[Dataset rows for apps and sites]
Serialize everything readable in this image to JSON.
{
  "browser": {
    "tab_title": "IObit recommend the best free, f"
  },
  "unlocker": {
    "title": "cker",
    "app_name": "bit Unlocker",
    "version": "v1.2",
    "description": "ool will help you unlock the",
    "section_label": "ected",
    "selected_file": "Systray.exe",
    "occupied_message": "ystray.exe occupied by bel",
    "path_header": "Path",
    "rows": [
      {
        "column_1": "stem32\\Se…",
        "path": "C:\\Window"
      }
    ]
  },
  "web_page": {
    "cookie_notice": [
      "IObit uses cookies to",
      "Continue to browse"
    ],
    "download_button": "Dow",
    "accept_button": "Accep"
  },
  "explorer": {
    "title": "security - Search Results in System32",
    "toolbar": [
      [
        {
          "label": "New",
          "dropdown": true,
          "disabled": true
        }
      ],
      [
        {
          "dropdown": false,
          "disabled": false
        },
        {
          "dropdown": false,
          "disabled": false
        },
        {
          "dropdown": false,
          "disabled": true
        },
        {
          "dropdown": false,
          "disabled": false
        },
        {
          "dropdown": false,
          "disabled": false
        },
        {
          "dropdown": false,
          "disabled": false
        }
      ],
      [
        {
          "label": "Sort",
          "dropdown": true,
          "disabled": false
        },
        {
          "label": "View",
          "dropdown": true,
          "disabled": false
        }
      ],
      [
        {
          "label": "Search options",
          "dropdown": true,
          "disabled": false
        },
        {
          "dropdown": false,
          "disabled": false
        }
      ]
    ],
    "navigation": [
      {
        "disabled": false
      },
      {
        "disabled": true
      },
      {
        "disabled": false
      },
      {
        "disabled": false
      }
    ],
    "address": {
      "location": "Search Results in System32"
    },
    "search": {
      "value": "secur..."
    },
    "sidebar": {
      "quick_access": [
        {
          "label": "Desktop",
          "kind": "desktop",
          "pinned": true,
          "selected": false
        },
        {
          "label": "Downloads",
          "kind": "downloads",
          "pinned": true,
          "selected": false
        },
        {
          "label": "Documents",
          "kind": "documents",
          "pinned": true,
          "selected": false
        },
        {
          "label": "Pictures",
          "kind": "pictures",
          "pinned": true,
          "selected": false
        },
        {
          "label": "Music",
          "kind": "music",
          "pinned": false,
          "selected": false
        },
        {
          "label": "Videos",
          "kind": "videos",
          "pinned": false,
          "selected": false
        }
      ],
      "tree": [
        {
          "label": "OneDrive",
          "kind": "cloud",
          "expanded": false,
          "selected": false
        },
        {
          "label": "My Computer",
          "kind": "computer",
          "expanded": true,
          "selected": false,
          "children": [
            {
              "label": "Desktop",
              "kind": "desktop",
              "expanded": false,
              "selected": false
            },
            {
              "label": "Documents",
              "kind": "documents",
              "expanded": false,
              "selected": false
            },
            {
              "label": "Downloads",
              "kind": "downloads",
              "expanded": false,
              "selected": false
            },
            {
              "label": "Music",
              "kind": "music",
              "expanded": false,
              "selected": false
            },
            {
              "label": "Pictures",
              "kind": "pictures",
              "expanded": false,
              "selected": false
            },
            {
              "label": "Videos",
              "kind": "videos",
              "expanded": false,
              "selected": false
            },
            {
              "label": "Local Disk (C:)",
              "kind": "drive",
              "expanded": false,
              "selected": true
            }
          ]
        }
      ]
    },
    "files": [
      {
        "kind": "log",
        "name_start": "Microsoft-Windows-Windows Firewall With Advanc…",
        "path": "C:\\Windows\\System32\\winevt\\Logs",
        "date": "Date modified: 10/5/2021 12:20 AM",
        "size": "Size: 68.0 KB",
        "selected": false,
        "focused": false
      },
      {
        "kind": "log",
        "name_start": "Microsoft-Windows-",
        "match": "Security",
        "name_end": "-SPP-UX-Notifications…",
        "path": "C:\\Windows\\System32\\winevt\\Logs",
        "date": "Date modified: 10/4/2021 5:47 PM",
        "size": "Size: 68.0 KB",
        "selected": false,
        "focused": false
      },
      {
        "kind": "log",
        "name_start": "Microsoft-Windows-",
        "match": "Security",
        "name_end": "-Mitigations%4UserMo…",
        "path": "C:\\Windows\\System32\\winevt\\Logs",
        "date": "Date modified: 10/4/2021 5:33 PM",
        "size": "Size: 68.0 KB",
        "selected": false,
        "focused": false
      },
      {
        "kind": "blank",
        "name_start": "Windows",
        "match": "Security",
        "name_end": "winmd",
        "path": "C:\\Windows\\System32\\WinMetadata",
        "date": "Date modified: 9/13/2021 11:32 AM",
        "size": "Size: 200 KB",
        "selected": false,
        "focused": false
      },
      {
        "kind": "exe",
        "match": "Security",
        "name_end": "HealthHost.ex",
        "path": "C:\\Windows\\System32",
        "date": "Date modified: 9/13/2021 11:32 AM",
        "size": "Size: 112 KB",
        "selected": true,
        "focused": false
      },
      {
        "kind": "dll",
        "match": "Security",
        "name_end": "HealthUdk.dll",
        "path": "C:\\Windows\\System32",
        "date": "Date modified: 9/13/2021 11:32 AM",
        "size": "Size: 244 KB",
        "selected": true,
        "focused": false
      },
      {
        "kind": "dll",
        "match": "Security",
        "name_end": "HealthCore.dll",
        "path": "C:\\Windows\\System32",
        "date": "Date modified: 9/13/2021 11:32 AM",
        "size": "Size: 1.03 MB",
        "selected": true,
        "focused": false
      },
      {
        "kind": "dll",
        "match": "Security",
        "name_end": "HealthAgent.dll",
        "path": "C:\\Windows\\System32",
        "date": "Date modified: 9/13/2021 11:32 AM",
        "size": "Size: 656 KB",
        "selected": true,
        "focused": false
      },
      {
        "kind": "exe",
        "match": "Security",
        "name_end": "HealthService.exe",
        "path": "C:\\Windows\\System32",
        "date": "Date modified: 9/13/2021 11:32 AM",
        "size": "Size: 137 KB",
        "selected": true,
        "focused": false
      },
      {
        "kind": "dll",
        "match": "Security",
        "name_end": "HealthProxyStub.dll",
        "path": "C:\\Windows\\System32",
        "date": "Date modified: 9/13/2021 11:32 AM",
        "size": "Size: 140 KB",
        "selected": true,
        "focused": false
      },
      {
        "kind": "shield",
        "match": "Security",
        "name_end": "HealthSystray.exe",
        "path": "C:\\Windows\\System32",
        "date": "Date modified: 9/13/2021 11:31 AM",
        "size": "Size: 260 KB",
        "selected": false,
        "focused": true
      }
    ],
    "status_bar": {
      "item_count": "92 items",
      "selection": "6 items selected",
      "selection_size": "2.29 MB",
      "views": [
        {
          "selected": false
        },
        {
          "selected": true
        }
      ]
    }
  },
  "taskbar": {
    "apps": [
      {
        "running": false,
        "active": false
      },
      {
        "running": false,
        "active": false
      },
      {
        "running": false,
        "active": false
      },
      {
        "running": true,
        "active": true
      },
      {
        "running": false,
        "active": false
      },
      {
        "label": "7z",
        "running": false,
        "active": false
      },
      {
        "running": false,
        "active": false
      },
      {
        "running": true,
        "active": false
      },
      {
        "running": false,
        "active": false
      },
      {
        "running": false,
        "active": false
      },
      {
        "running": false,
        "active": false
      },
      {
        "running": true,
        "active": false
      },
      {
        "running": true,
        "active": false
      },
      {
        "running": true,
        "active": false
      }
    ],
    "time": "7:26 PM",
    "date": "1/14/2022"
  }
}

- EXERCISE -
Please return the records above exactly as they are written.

- WRITTEN ANSWER -
Serialize everything readable in this image to JSON.
{
  "browser": {
    "tab_title": "IObit recommend the best free, f"
  },
  "unlocker": {
    "title": "cker",
    "app_name": "bit Unlocker",
    "version": "v1.2",
    "description": "ool will help you unlock the",
    "section_label": "ected",
    "selected_file": "Systray.exe",
    "occupied_message": "ystray.exe occupied by bel",
    "path_header": "Path",
    "rows": [
      {
        "column_1": "stem32\\Se…",
        "path": "C:\\Window"
      }
    ]
  },
  "web_page": {
    "cookie_notice": [
      "IObit uses cookies to",
      "Continue to browse"
    ],
    "download_button": "Dow",
    "accept_button": "Accep"
  },
  "explorer": {
    "title": "security - Search Results in System32",
    "toolbar": [
      [
        {
          "label": "New",
          "dropdown": true,
          "disabled": true
        }
      ],
      [
        {
          "dropdown": false,
          "disabled": false
        },
        {
          "dropdown": false,
          "disabled": false
        },
        {
          "dropdown": false,
          "disabled": true
        },
        {
          "dropdown": false,
          "disabled": false
        },
        {
          "dropdown": false,
          "disabled": false
        },
        {
          "dropdown": false,
          "disabled": false
        }
      ],
      [
        {
          "label": "Sort",
          "dropdown": true,
          "disabled": false
        },
        {
          "label": "View",
          "dropdown": true,
          "disabled": false
        }
      ],
      [
        {
          "label": "Search options",
          "dropdown": true,
          "disabled": false
        },
        {
          "dropdown": false,
          "disabled": false
        }
      ]
    ],
    "navigation": [
      {
        "disabled": false
      },
      {
        "disabled": true
      },
      {
        "disabled": false
      },
      {
        "disabled": false
      }
    ],
    "address": {
      "location": "Search Results in System32"
    },
    "search": {
      "value": "secur..."
    },
    "sidebar": {
      "quick_access": [
        {
          "label": "Desktop",
          "kind": "desktop",
          "pinned": true,
          "selected": false
        },
        {
          "label": "Downloads",
          "kind": "downloads",
          "pinned": true,
          "selected": false
        },
        {
          "label": "Documents",
          "kind": "documents",
          "pinned": true,
          "selected": false
        },
        {
          "label": "Pictures",
          "kind": "pictures",
          "pinned": true,
          "selected": false
        },
        {
          "label": "Music",
          "kind": "music",
          "pinned": false,
          "selected": false
        },
        {
          "label": "Videos",
          "kind": "videos",
          "pinned": false,
          "selected": false
        }
      ],
      "tree": [
        {
          "label": "OneDrive",
          "kind": "cloud",
          "expanded": false,
          "selected": false
        },
        {
          "label": "My Computer",
          "kind": "computer",
          "expanded": true,
          "selected": false,
          "children": [
            {
              "label": "Desktop",
              "kind": "desktop",
              "expanded": false,
              "selected": false
            },
            {
              "label": "Documents",
              "kind": "documents",
              "expanded": false,
              "selected": false
            },
            {
              "label": "Downloads",
              "kind": "downloads",
              "expanded": false,
              "selected": false
            },
            {
              "label": "Music",
              "kind": "music",
              "expanded": false,
              "selected": false
            },
            {
              "label": "Pictures",
              "kind": "pictures",
              "expanded": false,
              "selected": false
            },
            {
              "label": "Videos",
              "kind": "videos",
              "expanded": false,
              "selected": false
            },
            {
              "label": "Local Disk (C:)",
              "kind": "drive",
              "expanded": false,
              "selected": true
            }
          ]
        }
      ]
    },
    "files": [
      {
        "kind": "log",
        "name_start": "Microsoft-Windows-Windows Firewall With Advanc…",
        "path": "C:\\Windows\\System32\\winevt\\Logs",
        "date": "Date modified: 10/5/2021 12:20 AM",
        "size": "Size: 68.0 KB",
        "selected": false,
        "focused": false
      },
      {
        "kind": "log",
        "name_start": "Microsoft-Windows-",
        "match": "Security",
        "name_end": "-SPP-UX-Notifications…",
        "path": "C:\\Windows\\System32\\winevt\\Logs",
        "date": "Date modified: 10/4/2021 5:47 PM",
        "size": "Size: 68.0 KB",
        "selected": false,
        "focused": false
      },
      {
        "kind": "log",
        "name_start": "Microsoft-Windows-",
        "match": "Security",
        "name_end": "-Mitigations%4UserMo…",
        "path": "C:\\Windows\\System32\\winevt\\Logs",
        "date": "Date modified: 10/4/2021 5:33 PM",
        "size": "Size: 68.0 KB",
        "selected": false,
        "focused": false
      },
      {
        "kind": "blank",
        "name_start": "Windows",
        "match": "Security",
        "name_end": "winmd",
        "path": "C:\\Windows\\System32\\WinMetadata",
        "date": "Date modified: 9/13/2021 11:32 AM",
        "size": "Size: 200 KB",
        "selected": false,
        "focused": false
      },
      {
        "kind": "exe",
        "match": "Security",
        "name_end": "HealthHost.ex",
        "path": "C:\\Windows\\System32",
        "date": "Date modified: 9/13/2021 11:32 AM",
        "size": "Size: 112 KB",
        "selected": true,
        "focused": false
      },
      {
        "kind": "dll",
        "match": "Security",
        "name_end": "HealthUdk.dll",
        "path": "C:\\Windows\\System32",
        "date": "Date modified: 9/13/2021 11:32 AM",
        "size": "Size: 244 KB",
        "selected": true,
        "focused": false
      },
      {
        "kind": "dll",
        "match": "Security",
        "name_end": "HealthCore.dll",
        "path": "C:\\Windows\\System32",
        "date": "Date modified: 9/13/2021 11:32 AM",
        "size": "Size: 1.03 MB",
        "selected": true,
        "focused": false
      },
      {
        "kind": "dll",
        "match": "Security",
        "name_end": "HealthAgent.dll",
        "path": "C:\\Windows\\System32",
        "date": "Date modified: 9/13/2021 11:32 AM",
        "size": "Size: 656 KB",
        "selected": true,
        "focused": false
      },
      {
        "kind": "exe",
        "match": "Security",
        "name_end": "HealthService.exe",
        "path": "C:\\Windows\\System32",
        "date": "Date modified: 9/13/2021 11:32 AM",
        "size": "Size: 137 KB",
        "selected": true,
        "focused": false
      },
      {
        "kind": "dll",
        "match": "Security",
        "name_end": "HealthProxyStub.dll",
        "path": "C:\\Windows\\System32",
        "date": "Date modified: 9/13/2021 11:32 AM",
        "size": "Size: 140 KB",
        "selected": true,
        "focused": false
      },
      {
        "kind": "shield",
        "match": "Security",
        "name_end": "HealthSystray.exe",
        "path": "C:\\Windows\\System32",
        "date": "Date modified: 9/13/2021 11:31 AM",
        "size": "Size: 260 KB",
        "selected": false,
        "focused": true
      }
    ],
    "status_bar": {
      "item_count": "92 items",
      "selection": "6 items selected",
      "selection_size": "2.29 MB",
      "views": [
        {
          "selected": false
        },
        {
          "selected": true
        }
      ]
    }
  },
  "taskbar": {
    "apps": [
      {
        "running": false,
        "active": false
      },
      {
        "running": false,
        "active": false
      },
      {
        "running": false,
        "active": false
      },
      {
        "running": true,
        "active": true
      },
      {
        "running": false,
        "active": false
      },
      {
        "label": "7z",
        "running": false,
        "active": false
      },
      {
        "running": false,
        "active": false
      },
      {
        "running": true,
        "active": false
      },
      {
        "running": false,
        "active": false
      },
      {
        "running": false,
        "active": false
      },
      {
        "running": false,
        "active": false
      },
      {
        "running": true,
        "active": false
      },
      {
        "running": true,
        "active": false
      },
      {
        "running": true,
        "active": false
      }
    ],
    "time": "7:26 PM",
    "date": "1/14/2022"
  }
}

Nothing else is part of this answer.